Research Projects

Marianne O’Kane Boal

Current PhD Student

The significance of school food practices in the conduct and experience of peer relationships of children aged 4-12 in contemporary Irish society

This study seeks to explore the social significance of school food practices in children’s peer and friendship cultures. Current commitments in children’s policy and services emphasise the centrality of children’s voice and their participation in matters that concern them (DCYA 2014, Nic Gabhainn et al. 2015). This focus has roots in childhood studies from the 1980s onward (Tisdall and Punch 2012); is closely linked to a deeper appreciation of children’s rights; and manifests in contemporary research that privileges children’s perspectives and children’s culture. In this context, there is a gap in knowledge in relation to the importance of food in children’s own lives, as extant literature focuses on food in family and institutional contexts. Very little work has addressed food as an element of children’s friendships, a key aspect of their lives. This study, therefore, sets out to make a unique contribution in terms of a better understanding of the complex relationships between childhood, food and friendship. This study proposes a reimagining through arts-based methodologies of the importance of children’s school food and friendship practices in their life worlds. I am in the final stage of a PhD in Social Research (2017-2021) examining; ‘the significance of school food practices in the conduct and experience of peer relationships of children aged 4-12 in contemporary Irish society’. The qualitative project focuses on what leads children to engage with friends on school food practices and how this shapes their peer relationships. The methods for engaging with children in the classroom have been selected according to my considerable experience of facilitation of children’s workshops. Creative interactive methods, particularly arts-based (Kara, 2015), have been employed to conduct fieldwork and build knowledge. These methods include thematic discussion of children’s picture books, drawing, modelling with clay, story games, creative writing, journals, concept mapping and discussion. I have carried out observation during school break and lunch. The research was conducted with three schools in the classroom environment with children aged between 4-12 years old in a period lasting six weeks in each school. Children participated collectively and individually with the researcher working as facilitator on activities in the presence of their class teacher. There were considerable ethics protocols involved in delivering the fieldwork. The paper includes a discussion of the project, fieldwork context, the methods selected for engaging with children in the classroom, attendant ethics protocols, and potential outcomes of the project. The projected outcome is a better theoretical and empirical understanding and knowledge of children’s friendship practices as they relate to food and eating.

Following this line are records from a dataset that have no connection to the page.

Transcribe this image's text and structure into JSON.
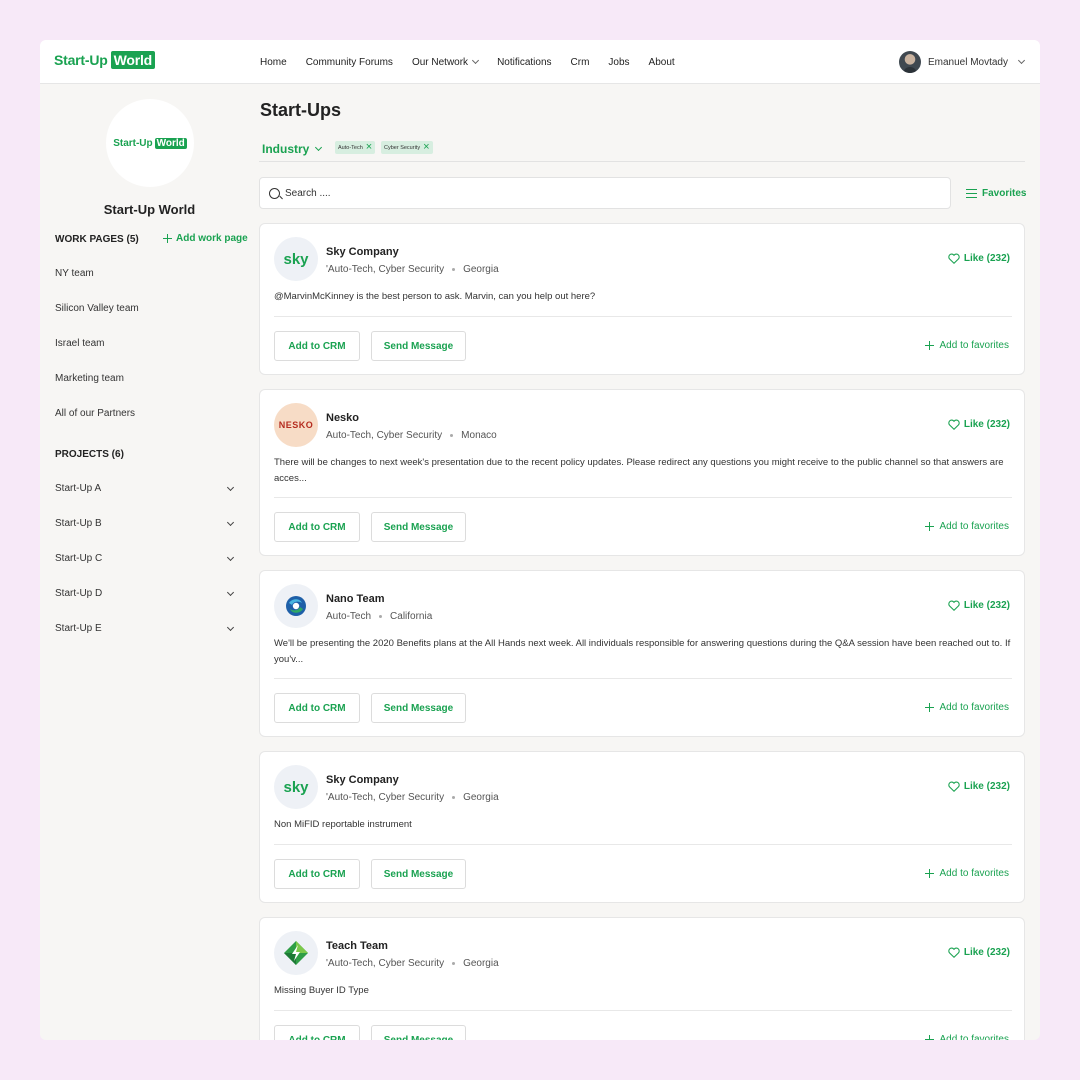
{
  "header": {
    "logo_text": "Start-Up",
    "logo_boxed": "World",
    "nav": [
      {
        "label": "Home"
      },
      {
        "label": "Community Forums"
      },
      {
        "label": "Our Network",
        "dropdown": true
      },
      {
        "label": "Notifications"
      },
      {
        "label": "Crm"
      },
      {
        "label": "Jobs"
      },
      {
        "label": "About"
      }
    ],
    "user_name": "Emanuel Movtady"
  },
  "sidebar": {
    "logo_text": "Start-Up",
    "logo_boxed": "World",
    "title": "Start-Up World",
    "work_pages_heading": "WORK PAGES (5)",
    "add_work_page": "Add work page",
    "work_pages": [
      "NY team",
      "Silicon Valley team",
      "Israel team",
      "Marketing team",
      "All of our Partners"
    ],
    "projects_heading": "PROJECTS (6)",
    "projects": [
      "Start-Up A",
      "Start-Up B",
      "Start-Up C",
      "Start-Up D",
      "Start-Up E"
    ]
  },
  "main": {
    "title": "Start-Ups",
    "filter_label": "Industry",
    "chips": [
      "Auto-Tech",
      "Cyber Security"
    ],
    "search_placeholder": "Search ....",
    "favorites_label": "Favorites",
    "add_crm_label": "Add to CRM",
    "send_message_label": "Send Message",
    "add_favorites_label": "Add to favorites",
    "cards": [
      {
        "name": "Sky Company",
        "industry": "'Auto-Tech, Cyber Security",
        "location": "Georgia",
        "like": "Like (232)",
        "logo": "sky",
        "logo_text": "sky",
        "desc": "@MarvinMcKinney is the best person to ask. Marvin, can you help out here?"
      },
      {
        "name": "Nesko",
        "industry": "Auto-Tech, Cyber Security",
        "location": "Monaco",
        "like": "Like (232)",
        "logo": "nesko",
        "logo_text": "NESKO",
        "desc": "There will be changes to next week's presentation due to the recent policy updates. Please redirect any questions you might receive to the public channel so that answers are acces..."
      },
      {
        "name": "Nano Team",
        "industry": "Auto-Tech",
        "location": "California",
        "like": "Like (232)",
        "logo": "nano",
        "logo_text": "",
        "desc": "We'll be presenting the 2020 Benefits plans at the All Hands next week. All individuals responsible for answering questions during the Q&A session have been reached out to. If you'v..."
      },
      {
        "name": "Sky Company",
        "industry": "'Auto-Tech, Cyber Security",
        "location": "Georgia",
        "like": "Like (232)",
        "logo": "sky",
        "logo_text": "sky",
        "desc": "Non MiFID reportable instrument"
      },
      {
        "name": "Teach Team",
        "industry": "'Auto-Tech, Cyber Security",
        "location": "Georgia",
        "like": "Like (232)",
        "logo": "teach",
        "logo_text": "",
        "desc": "Missing Buyer ID Type"
      }
    ]
  },
  "colors": {
    "accent": "#1aa251",
    "background": "#f7e9f8"
  }
}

Book review Vicki Harman, Benedetta Cappellini and Charlotte Faircloth (eds), Feeding Children Inside and Outside the Home: Critical Perspectives, in Irish Journal of Sociology, February 26, 2019

Book Review Spyros Spyrou, Rachel Rosen and Daniel Thomas Cook (eds), Reimagining Childhood Studies, in Irish Journal of Sociology, 2020-04 | journal-article DOI: 10.1177/0791603520911306

Book review of Julia Brannen Social Research Matters: A Life in Family Bristol University Press: Bristol, 2019, (ISBN: 9781529208566), 232pp. in Sociology, Nov 2020.

‘Small Existential Fractures and an interrogative relationship with the world’: An existentialist reading of Frances Hardinge’s A Face like Glass (2012), journal-article in IRCL (International Research in Children’s Literature), 2021/2022, (accepted/in press)


25 Nov 2017, Paper presented entitled ‘Why have the links between children, food and friendship remained largely unexplored?’ Sociological Association of Ireland, Annual Postgraduate Conference, Belfast 2017

Presented at 2nd Global Conference on Food, Heritage and Community, Progressive Connections, Prague, 8-10 March 2019.

Presented at CUA Research Symposium, Sligo on ‘Creative methodologies for working with children’ 16-17 January 2020.

Presenting at BSA Annual Conference 2021: Remaking the Future, on ‘Creative methods for engaging with children in the classroom – exploring children, food and friendship’, Thursday, 15 April 2021

Selected to present at BSA Annual Conference 21-23 Apr 2020 – Reimagining Social Bodies: Self, Institutions and Socities, Aston University, Birmingham (cancelled due to Covid-19)

Selected to present at Centre for Research on Families & Relationships Conference June 2020: Intersectionality, Families and Relationships, University of Edinburgh (cancelled due to Covid-19)